(Collection entries)
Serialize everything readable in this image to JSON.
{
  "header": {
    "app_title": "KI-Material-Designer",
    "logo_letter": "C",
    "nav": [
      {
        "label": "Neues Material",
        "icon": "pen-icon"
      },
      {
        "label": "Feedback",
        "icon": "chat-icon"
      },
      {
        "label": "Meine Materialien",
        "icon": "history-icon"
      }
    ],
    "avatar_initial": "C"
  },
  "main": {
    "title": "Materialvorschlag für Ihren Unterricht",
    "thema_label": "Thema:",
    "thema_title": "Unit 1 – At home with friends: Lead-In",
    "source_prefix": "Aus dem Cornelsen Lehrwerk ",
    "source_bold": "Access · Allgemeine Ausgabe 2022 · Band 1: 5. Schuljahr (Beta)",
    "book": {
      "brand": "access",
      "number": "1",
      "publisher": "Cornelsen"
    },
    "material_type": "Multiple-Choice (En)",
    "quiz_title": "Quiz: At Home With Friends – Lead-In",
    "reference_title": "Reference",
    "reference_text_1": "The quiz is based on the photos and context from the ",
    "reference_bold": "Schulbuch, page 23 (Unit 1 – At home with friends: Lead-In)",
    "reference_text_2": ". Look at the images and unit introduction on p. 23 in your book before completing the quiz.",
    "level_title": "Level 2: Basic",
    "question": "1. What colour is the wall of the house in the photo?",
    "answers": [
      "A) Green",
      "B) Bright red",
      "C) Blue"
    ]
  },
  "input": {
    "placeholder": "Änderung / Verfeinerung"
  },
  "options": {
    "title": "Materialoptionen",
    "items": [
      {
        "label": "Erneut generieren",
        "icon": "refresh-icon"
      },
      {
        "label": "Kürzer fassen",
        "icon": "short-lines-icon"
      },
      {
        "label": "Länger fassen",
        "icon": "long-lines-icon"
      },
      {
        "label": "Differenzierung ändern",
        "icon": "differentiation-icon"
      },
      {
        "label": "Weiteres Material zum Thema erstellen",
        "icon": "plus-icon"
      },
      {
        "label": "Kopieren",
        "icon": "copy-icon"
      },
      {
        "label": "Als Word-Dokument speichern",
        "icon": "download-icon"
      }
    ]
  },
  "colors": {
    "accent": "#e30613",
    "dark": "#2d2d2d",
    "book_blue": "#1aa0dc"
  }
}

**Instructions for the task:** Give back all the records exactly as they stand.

**The completed task:**
Serialize everything readable in this image to JSON.
{
  "header": {
    "app_title": "KI-Material-Designer",
    "logo_letter": "C",
    "nav": [
      {
        "label": "Neues Material",
        "icon": "pen-icon"
      },
      {
        "label": "Feedback",
        "icon": "chat-icon"
      },
      {
        "label": "Meine Materialien",
        "icon": "history-icon"
      }
    ],
    "avatar_initial": "C"
  },
  "main": {
    "title": "Materialvorschlag für Ihren Unterricht",
    "thema_label": "Thema:",
    "thema_title": "Unit 1 – At home with friends: Lead-In",
    "source_prefix": "Aus dem Cornelsen Lehrwerk ",
    "source_bold": "Access · Allgemeine Ausgabe 2022 · Band 1: 5. Schuljahr (Beta)",
    "book": {
      "brand": "access",
      "number": "1",
      "publisher": "Cornelsen"
    },
    "material_type": "Multiple-Choice (En)",
    "quiz_title": "Quiz: At Home With Friends – Lead-In",
    "reference_title": "Reference",
    "reference_text_1": "The quiz is based on the photos and context from the ",
    "reference_bold": "Schulbuch, page 23 (Unit 1 – At home with friends: Lead-In)",
    "reference_text_2": ". Look at the images and unit introduction on p. 23 in your book before completing the quiz.",
    "level_title": "Level 2: Basic",
    "question": "1. What colour is the wall of the house in the photo?",
    "answers": [
      "A) Green",
      "B) Bright red",
      "C) Blue"
    ]
  },
  "input": {
    "placeholder": "Änderung / Verfeinerung"
  },
  "options": {
    "title": "Materialoptionen",
    "items": [
      {
        "label": "Erneut generieren",
        "icon": "refresh-icon"
      },
      {
        "label": "Kürzer fassen",
        "icon": "short-lines-icon"
      },
      {
        "label": "Länger fassen",
        "icon": "long-lines-icon"
      },
      {
        "label": "Differenzierung ändern",
        "icon": "differentiation-icon"
      },
      {
        "label": "Weiteres Material zum Thema erstellen",
        "icon": "plus-icon"
      },
      {
        "label": "Kopieren",
        "icon": "copy-icon"
      },
      {
        "label": "Als Word-Dokument speichern",
        "icon": "download-icon"
      }
    ]
  },
  "colors": {
    "accent": "#e30613",
    "dark": "#2d2d2d",
    "book_blue": "#1aa0dc"
  }
}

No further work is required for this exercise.